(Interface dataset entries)
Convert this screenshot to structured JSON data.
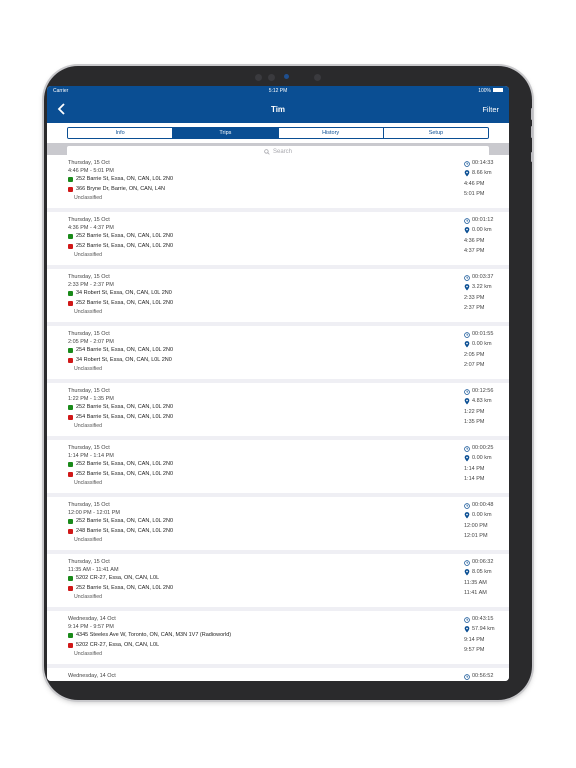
{
  "status_bar": {
    "carrier": "Carrier",
    "time": "5:12 PM",
    "battery": "100%"
  },
  "nav": {
    "title": "Tim",
    "filter_label": "Filter"
  },
  "tabs": [
    {
      "label": "Info",
      "active": false
    },
    {
      "label": "Trips",
      "active": true
    },
    {
      "label": "History",
      "active": false
    },
    {
      "label": "Setup",
      "active": false
    }
  ],
  "search": {
    "placeholder": "Search"
  },
  "colors": {
    "brand": "#0a4e93",
    "start": "#1a8a1a",
    "end": "#d01818"
  },
  "trips": [
    {
      "date": "Thursday, 15 Oct",
      "range": "4:46 PM - 5:01 PM",
      "start": "252 Barrie St, Essa, ON, CAN, L0L 2N0",
      "end": "366 Bryne Dr, Barrie, ON, CAN, L4N",
      "class": "Unclassified",
      "duration": "00:14:33",
      "distance": "8.66 km",
      "start_time": "4:46 PM",
      "end_time": "5:01 PM"
    },
    {
      "date": "Thursday, 15 Oct",
      "range": "4:36 PM - 4:37 PM",
      "start": "252 Barrie St, Essa, ON, CAN, L0L 2N0",
      "end": "252 Barrie St, Essa, ON, CAN, L0L 2N0",
      "class": "Unclassified",
      "duration": "00:01:12",
      "distance": "0.00 km",
      "start_time": "4:36 PM",
      "end_time": "4:37 PM"
    },
    {
      "date": "Thursday, 15 Oct",
      "range": "2:33 PM - 2:37 PM",
      "start": "34 Robert St, Essa, ON, CAN, L0L 2N0",
      "end": "252 Barrie St, Essa, ON, CAN, L0L 2N0",
      "class": "Unclassified",
      "duration": "00:03:37",
      "distance": "3.22 km",
      "start_time": "2:33 PM",
      "end_time": "2:37 PM"
    },
    {
      "date": "Thursday, 15 Oct",
      "range": "2:05 PM - 2:07 PM",
      "start": "254 Barrie St, Essa, ON, CAN, L0L 2N0",
      "end": "34 Robert St, Essa, ON, CAN, L0L 2N0",
      "class": "Unclassified",
      "duration": "00:01:55",
      "distance": "0.00 km",
      "start_time": "2:05 PM",
      "end_time": "2:07 PM"
    },
    {
      "date": "Thursday, 15 Oct",
      "range": "1:22 PM - 1:35 PM",
      "start": "252 Barrie St, Essa, ON, CAN, L0L 2N0",
      "end": "254 Barrie St, Essa, ON, CAN, L0L 2N0",
      "class": "Unclassified",
      "duration": "00:12:56",
      "distance": "4.83 km",
      "start_time": "1:22 PM",
      "end_time": "1:35 PM"
    },
    {
      "date": "Thursday, 15 Oct",
      "range": "1:14 PM - 1:14 PM",
      "start": "252 Barrie St, Essa, ON, CAN, L0L 2N0",
      "end": "252 Barrie St, Essa, ON, CAN, L0L 2N0",
      "class": "Unclassified",
      "duration": "00:00:25",
      "distance": "0.00 km",
      "start_time": "1:14 PM",
      "end_time": "1:14 PM"
    },
    {
      "date": "Thursday, 15 Oct",
      "range": "12:00 PM - 12:01 PM",
      "start": "252 Barrie St, Essa, ON, CAN, L0L 2N0",
      "end": "248 Barrie St, Essa, ON, CAN, L0L 2N0",
      "class": "Unclassified",
      "duration": "00:00:48",
      "distance": "0.00 km",
      "start_time": "12:00 PM",
      "end_time": "12:01 PM"
    },
    {
      "date": "Thursday, 15 Oct",
      "range": "11:35 AM - 11:41 AM",
      "start": "5202 CR-27, Essa, ON, CAN, L0L",
      "end": "252 Barrie St, Essa, ON, CAN, L0L 2N0",
      "class": "Unclassified",
      "duration": "00:06:32",
      "distance": "8.05 km",
      "start_time": "11:35 AM",
      "end_time": "11:41 AM"
    },
    {
      "date": "Wednesday, 14 Oct",
      "range": "9:14 PM - 9:57 PM",
      "start": "4345 Steeles Ave W, Toronto, ON, CAN, M3N 1V7 (Radioworld)",
      "end": "5202 CR-27, Essa, ON, CAN, L0L",
      "class": "Unclassified",
      "duration": "00:43:15",
      "distance": "57.94 km",
      "start_time": "9:14 PM",
      "end_time": "9:57 PM"
    },
    {
      "date": "Wednesday, 14 Oct",
      "range": "",
      "start": "",
      "end": "",
      "class": "",
      "duration": "00:56:52",
      "distance": "",
      "start_time": "",
      "end_time": ""
    }
  ]
}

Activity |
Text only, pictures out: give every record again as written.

Answer section |
Convert this screenshot to structured JSON data.
{
  "status_bar": {
    "carrier": "Carrier",
    "time": "5:12 PM",
    "battery": "100%"
  },
  "nav": {
    "title": "Tim",
    "filter_label": "Filter"
  },
  "tabs": [
    {
      "label": "Info",
      "active": false
    },
    {
      "label": "Trips",
      "active": true
    },
    {
      "label": "History",
      "active": false
    },
    {
      "label": "Setup",
      "active": false
    }
  ],
  "search": {
    "placeholder": "Search"
  },
  "colors": {
    "brand": "#0a4e93",
    "start": "#1a8a1a",
    "end": "#d01818"
  },
  "trips": [
    {
      "date": "Thursday, 15 Oct",
      "range": "4:46 PM - 5:01 PM",
      "start": "252 Barrie St, Essa, ON, CAN, L0L 2N0",
      "end": "366 Bryne Dr, Barrie, ON, CAN, L4N",
      "class": "Unclassified",
      "duration": "00:14:33",
      "distance": "8.66 km",
      "start_time": "4:46 PM",
      "end_time": "5:01 PM"
    },
    {
      "date": "Thursday, 15 Oct",
      "range": "4:36 PM - 4:37 PM",
      "start": "252 Barrie St, Essa, ON, CAN, L0L 2N0",
      "end": "252 Barrie St, Essa, ON, CAN, L0L 2N0",
      "class": "Unclassified",
      "duration": "00:01:12",
      "distance": "0.00 km",
      "start_time": "4:36 PM",
      "end_time": "4:37 PM"
    },
    {
      "date": "Thursday, 15 Oct",
      "range": "2:33 PM - 2:37 PM",
      "start": "34 Robert St, Essa, ON, CAN, L0L 2N0",
      "end": "252 Barrie St, Essa, ON, CAN, L0L 2N0",
      "class": "Unclassified",
      "duration": "00:03:37",
      "distance": "3.22 km",
      "start_time": "2:33 PM",
      "end_time": "2:37 PM"
    },
    {
      "date": "Thursday, 15 Oct",
      "range": "2:05 PM - 2:07 PM",
      "start": "254 Barrie St, Essa, ON, CAN, L0L 2N0",
      "end": "34 Robert St, Essa, ON, CAN, L0L 2N0",
      "class": "Unclassified",
      "duration": "00:01:55",
      "distance": "0.00 km",
      "start_time": "2:05 PM",
      "end_time": "2:07 PM"
    },
    {
      "date": "Thursday, 15 Oct",
      "range": "1:22 PM - 1:35 PM",
      "start": "252 Barrie St, Essa, ON, CAN, L0L 2N0",
      "end": "254 Barrie St, Essa, ON, CAN, L0L 2N0",
      "class": "Unclassified",
      "duration": "00:12:56",
      "distance": "4.83 km",
      "start_time": "1:22 PM",
      "end_time": "1:35 PM"
    },
    {
      "date": "Thursday, 15 Oct",
      "range": "1:14 PM - 1:14 PM",
      "start": "252 Barrie St, Essa, ON, CAN, L0L 2N0",
      "end": "252 Barrie St, Essa, ON, CAN, L0L 2N0",
      "class": "Unclassified",
      "duration": "00:00:25",
      "distance": "0.00 km",
      "start_time": "1:14 PM",
      "end_time": "1:14 PM"
    },
    {
      "date": "Thursday, 15 Oct",
      "range": "12:00 PM - 12:01 PM",
      "start": "252 Barrie St, Essa, ON, CAN, L0L 2N0",
      "end": "248 Barrie St, Essa, ON, CAN, L0L 2N0",
      "class": "Unclassified",
      "duration": "00:00:48",
      "distance": "0.00 km",
      "start_time": "12:00 PM",
      "end_time": "12:01 PM"
    },
    {
      "date": "Thursday, 15 Oct",
      "range": "11:35 AM - 11:41 AM",
      "start": "5202 CR-27, Essa, ON, CAN, L0L",
      "end": "252 Barrie St, Essa, ON, CAN, L0L 2N0",
      "class": "Unclassified",
      "duration": "00:06:32",
      "distance": "8.05 km",
      "start_time": "11:35 AM",
      "end_time": "11:41 AM"
    },
    {
      "date": "Wednesday, 14 Oct",
      "range": "9:14 PM - 9:57 PM",
      "start": "4345 Steeles Ave W, Toronto, ON, CAN, M3N 1V7 (Radioworld)",
      "end": "5202 CR-27, Essa, ON, CAN, L0L",
      "class": "Unclassified",
      "duration": "00:43:15",
      "distance": "57.94 km",
      "start_time": "9:14 PM",
      "end_time": "9:57 PM"
    },
    {
      "date": "Wednesday, 14 Oct",
      "range": "",
      "start": "",
      "end": "",
      "class": "",
      "duration": "00:56:52",
      "distance": "",
      "start_time": "",
      "end_time": ""
    }
  ]
}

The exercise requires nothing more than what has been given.